2. Will it make surgeons’ jobs easier?
Does the new technology address the limitations of existing workflows in both radiology and surgery? Does new technology need to be compatible with existing operating room equipment and tools? Will feature creep ultimately drive up costs of the new technology, or is a “right-sized” solution a better fit?
3. Is it safe and reliable?
What are the requirements for training and implementation? Are there known reliability issues with the technology? If you are implementing a radioactive seed localization program, is there ready access to a radiation safety program? After all, the technology being used needs to improve on a proven, existing technology. Has the product been sufficiently peer-reviewed and tested or proven clinically?
Overall, WGL is still an effective and accessible localization method for radiologists treating breast cancer patients. But this 50-year-old procedure has a lot of promising competition. New technologies can improve scheduling, provide a superior patient experience, and simplify the procedure for surgeons and the care team, leading to better access and improved health care. However, newer isn't automatically better, even if a procedure has been around since the 1970s. Decisions about which method to use must be based on what's best for the patient. That includes resisting the urge to give in to the feature creep of a new technology.

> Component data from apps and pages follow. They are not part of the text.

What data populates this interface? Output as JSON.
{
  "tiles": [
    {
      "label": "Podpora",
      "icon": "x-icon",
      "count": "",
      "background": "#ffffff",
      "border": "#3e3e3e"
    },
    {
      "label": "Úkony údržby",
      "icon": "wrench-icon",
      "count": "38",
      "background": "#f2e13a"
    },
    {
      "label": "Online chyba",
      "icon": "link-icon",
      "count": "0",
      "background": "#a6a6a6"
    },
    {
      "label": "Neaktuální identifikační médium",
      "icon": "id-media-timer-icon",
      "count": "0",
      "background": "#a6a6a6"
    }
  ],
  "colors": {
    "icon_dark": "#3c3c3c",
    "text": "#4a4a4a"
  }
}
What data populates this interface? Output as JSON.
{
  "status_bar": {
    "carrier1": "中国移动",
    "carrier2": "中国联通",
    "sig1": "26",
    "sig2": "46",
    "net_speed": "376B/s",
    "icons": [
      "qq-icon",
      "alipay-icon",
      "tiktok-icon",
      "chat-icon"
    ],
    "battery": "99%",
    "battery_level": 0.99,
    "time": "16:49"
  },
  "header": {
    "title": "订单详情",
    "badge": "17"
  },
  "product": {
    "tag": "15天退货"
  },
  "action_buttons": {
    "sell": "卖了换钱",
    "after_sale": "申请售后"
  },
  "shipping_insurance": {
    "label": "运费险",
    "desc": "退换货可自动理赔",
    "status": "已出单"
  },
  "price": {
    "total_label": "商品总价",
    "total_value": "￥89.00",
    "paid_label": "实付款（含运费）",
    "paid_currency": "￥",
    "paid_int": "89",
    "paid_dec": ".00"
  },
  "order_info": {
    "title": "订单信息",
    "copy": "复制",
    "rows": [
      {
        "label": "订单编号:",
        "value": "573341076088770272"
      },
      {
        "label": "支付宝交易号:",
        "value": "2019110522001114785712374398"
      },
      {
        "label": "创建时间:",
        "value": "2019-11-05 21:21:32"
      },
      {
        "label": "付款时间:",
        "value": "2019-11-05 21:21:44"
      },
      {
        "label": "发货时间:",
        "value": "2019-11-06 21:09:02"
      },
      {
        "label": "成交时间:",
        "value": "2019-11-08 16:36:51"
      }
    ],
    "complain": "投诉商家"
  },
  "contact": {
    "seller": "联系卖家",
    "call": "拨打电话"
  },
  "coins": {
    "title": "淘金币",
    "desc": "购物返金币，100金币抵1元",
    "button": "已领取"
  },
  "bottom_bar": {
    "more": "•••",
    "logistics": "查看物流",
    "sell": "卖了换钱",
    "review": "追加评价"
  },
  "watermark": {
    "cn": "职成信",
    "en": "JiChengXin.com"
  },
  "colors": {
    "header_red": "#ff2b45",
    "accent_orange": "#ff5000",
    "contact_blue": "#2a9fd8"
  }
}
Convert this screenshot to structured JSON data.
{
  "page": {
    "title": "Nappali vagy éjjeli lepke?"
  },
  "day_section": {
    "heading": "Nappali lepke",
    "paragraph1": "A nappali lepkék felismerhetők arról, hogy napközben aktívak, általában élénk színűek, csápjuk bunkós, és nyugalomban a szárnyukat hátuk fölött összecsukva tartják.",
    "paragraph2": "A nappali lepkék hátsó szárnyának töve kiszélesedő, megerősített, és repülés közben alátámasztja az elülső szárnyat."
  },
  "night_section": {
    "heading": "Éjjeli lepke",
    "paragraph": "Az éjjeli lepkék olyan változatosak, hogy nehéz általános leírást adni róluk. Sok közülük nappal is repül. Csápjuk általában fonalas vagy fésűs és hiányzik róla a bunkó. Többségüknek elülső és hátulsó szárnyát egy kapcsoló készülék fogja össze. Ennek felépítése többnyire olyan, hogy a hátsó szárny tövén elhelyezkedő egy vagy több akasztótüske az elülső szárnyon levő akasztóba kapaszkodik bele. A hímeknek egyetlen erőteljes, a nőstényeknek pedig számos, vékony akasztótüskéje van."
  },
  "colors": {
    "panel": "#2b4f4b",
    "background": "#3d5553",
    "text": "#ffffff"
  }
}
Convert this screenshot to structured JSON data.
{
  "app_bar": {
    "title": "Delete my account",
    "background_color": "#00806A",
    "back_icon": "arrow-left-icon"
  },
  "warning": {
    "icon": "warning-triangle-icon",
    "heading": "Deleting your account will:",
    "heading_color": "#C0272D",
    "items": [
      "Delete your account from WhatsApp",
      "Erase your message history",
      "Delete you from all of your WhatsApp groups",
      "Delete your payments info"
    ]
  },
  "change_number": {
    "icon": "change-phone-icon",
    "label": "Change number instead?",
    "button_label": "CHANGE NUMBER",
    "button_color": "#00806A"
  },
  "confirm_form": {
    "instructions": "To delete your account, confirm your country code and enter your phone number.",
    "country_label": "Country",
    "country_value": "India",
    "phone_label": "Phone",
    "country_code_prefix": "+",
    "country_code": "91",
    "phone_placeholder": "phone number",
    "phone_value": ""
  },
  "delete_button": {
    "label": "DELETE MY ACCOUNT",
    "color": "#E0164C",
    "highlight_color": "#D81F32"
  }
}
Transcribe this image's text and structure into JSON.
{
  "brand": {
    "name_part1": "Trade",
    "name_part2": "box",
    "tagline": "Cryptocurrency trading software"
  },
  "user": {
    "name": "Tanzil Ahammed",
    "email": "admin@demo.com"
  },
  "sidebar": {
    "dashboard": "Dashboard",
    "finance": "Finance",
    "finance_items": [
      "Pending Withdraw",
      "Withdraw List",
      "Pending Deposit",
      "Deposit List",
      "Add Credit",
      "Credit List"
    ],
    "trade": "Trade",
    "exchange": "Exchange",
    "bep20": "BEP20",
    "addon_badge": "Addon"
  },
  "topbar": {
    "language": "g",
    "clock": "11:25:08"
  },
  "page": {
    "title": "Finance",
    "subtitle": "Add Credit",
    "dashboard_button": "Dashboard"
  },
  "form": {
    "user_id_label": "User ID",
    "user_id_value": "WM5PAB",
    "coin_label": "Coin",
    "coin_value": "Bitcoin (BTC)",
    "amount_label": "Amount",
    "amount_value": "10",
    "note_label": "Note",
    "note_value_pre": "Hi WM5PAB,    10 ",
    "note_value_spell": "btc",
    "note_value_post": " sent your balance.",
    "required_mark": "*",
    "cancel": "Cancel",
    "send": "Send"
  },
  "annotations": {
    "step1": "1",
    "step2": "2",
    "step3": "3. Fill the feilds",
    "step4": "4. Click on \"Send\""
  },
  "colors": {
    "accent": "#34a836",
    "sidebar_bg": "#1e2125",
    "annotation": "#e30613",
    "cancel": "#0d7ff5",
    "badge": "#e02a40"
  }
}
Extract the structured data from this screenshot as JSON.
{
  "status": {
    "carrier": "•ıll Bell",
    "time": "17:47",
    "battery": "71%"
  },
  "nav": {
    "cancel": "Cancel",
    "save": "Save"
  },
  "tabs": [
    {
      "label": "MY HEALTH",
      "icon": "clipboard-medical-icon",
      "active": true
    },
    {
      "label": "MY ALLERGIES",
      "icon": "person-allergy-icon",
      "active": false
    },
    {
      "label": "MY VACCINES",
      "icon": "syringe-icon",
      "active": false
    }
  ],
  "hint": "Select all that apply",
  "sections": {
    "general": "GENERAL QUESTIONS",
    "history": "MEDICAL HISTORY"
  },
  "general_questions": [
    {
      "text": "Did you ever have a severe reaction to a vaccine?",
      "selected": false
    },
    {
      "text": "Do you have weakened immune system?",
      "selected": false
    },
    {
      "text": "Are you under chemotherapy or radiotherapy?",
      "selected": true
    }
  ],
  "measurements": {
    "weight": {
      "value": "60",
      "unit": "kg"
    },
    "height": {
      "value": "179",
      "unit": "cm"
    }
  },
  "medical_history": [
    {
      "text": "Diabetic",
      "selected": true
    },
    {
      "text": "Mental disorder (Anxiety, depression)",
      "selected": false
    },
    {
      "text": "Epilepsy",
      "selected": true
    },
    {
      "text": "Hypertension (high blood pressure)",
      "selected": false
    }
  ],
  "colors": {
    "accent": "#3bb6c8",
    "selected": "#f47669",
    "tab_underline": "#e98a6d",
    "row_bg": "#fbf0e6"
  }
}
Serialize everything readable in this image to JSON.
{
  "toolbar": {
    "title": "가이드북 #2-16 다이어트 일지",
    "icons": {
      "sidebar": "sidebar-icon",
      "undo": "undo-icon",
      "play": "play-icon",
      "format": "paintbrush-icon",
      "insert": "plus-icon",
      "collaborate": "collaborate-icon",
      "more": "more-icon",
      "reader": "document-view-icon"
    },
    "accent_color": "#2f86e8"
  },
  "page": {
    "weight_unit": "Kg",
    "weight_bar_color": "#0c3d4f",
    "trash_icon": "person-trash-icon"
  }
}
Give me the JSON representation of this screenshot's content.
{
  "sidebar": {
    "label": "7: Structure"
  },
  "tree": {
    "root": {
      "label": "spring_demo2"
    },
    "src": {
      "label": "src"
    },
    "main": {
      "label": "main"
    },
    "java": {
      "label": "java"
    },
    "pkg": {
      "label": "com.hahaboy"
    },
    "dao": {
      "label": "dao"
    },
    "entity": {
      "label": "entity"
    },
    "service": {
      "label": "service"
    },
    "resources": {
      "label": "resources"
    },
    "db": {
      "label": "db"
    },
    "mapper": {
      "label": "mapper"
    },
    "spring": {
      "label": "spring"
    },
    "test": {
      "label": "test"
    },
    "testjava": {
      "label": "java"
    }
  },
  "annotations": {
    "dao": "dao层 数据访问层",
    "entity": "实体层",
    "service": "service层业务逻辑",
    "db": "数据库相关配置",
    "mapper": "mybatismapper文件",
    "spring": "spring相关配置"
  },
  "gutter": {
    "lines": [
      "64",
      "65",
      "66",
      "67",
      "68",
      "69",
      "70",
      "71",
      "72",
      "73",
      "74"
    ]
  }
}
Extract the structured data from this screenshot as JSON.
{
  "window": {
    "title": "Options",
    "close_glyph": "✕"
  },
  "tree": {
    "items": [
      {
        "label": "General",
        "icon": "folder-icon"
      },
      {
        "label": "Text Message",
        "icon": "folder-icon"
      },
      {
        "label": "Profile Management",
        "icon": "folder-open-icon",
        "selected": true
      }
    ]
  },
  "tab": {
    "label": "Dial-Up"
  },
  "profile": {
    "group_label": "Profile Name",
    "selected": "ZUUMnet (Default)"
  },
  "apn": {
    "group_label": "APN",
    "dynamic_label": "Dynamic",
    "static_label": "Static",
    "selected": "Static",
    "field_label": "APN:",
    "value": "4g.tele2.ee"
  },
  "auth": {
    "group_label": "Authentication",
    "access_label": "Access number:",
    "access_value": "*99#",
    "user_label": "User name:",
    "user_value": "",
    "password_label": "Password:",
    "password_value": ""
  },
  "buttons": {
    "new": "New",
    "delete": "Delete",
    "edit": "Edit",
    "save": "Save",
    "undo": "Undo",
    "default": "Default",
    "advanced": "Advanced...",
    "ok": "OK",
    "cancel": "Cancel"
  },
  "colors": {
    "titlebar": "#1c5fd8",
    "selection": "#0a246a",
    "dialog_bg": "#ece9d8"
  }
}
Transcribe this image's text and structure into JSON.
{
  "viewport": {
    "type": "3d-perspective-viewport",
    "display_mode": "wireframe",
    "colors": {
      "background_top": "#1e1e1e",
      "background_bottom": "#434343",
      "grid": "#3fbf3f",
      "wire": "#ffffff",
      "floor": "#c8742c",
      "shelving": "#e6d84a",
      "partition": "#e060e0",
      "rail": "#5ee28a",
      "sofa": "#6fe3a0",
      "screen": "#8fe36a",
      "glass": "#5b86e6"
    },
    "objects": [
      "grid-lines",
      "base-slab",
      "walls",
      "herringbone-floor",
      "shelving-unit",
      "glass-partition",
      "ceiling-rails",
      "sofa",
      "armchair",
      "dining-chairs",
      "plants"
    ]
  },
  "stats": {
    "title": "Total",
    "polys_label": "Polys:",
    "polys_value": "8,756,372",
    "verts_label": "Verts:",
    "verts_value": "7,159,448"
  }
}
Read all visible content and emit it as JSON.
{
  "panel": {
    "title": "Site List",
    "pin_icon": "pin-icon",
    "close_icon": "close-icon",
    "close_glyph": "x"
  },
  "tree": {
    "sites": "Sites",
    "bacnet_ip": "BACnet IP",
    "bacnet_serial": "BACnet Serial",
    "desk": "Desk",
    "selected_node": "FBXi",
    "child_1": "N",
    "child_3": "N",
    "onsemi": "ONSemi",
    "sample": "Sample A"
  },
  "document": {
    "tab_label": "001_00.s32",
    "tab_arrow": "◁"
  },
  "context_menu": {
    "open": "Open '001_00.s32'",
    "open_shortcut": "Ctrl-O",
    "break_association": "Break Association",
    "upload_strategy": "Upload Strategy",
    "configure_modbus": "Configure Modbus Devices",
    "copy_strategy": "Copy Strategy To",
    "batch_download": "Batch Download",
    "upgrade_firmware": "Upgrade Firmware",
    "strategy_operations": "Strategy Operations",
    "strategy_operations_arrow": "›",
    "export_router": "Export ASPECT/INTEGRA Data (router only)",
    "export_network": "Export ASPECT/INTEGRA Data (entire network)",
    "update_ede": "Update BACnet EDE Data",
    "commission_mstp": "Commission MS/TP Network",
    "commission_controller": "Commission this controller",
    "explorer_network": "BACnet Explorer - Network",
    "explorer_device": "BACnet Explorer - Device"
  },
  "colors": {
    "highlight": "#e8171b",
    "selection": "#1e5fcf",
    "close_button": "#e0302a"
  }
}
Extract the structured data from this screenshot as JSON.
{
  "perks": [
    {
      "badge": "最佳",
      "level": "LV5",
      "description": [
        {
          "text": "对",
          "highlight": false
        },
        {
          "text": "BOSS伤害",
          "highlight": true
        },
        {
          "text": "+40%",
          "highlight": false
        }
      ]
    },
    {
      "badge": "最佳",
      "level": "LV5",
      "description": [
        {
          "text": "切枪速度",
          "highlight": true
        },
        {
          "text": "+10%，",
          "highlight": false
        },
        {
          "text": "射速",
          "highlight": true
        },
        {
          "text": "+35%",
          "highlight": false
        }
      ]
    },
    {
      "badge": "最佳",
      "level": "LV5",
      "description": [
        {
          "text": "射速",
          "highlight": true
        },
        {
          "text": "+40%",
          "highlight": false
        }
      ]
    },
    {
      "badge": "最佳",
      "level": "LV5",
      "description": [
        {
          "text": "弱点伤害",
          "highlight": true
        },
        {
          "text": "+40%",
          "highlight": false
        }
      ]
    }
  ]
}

Using implanted markers for other purposes may be technically possible, but it should not drive decision making. Any new method or technology must always be used to improve the patient experience, make it easier for surgeons to do their job, and provide solid, evidence-based results. Most importantly, though, it needs to be accessible and improve the quality of care for all patients.
— Ananth Ravi, PhD, MCCPM, is the chief science and clinical officer and cofounder of MOLLI Surgical.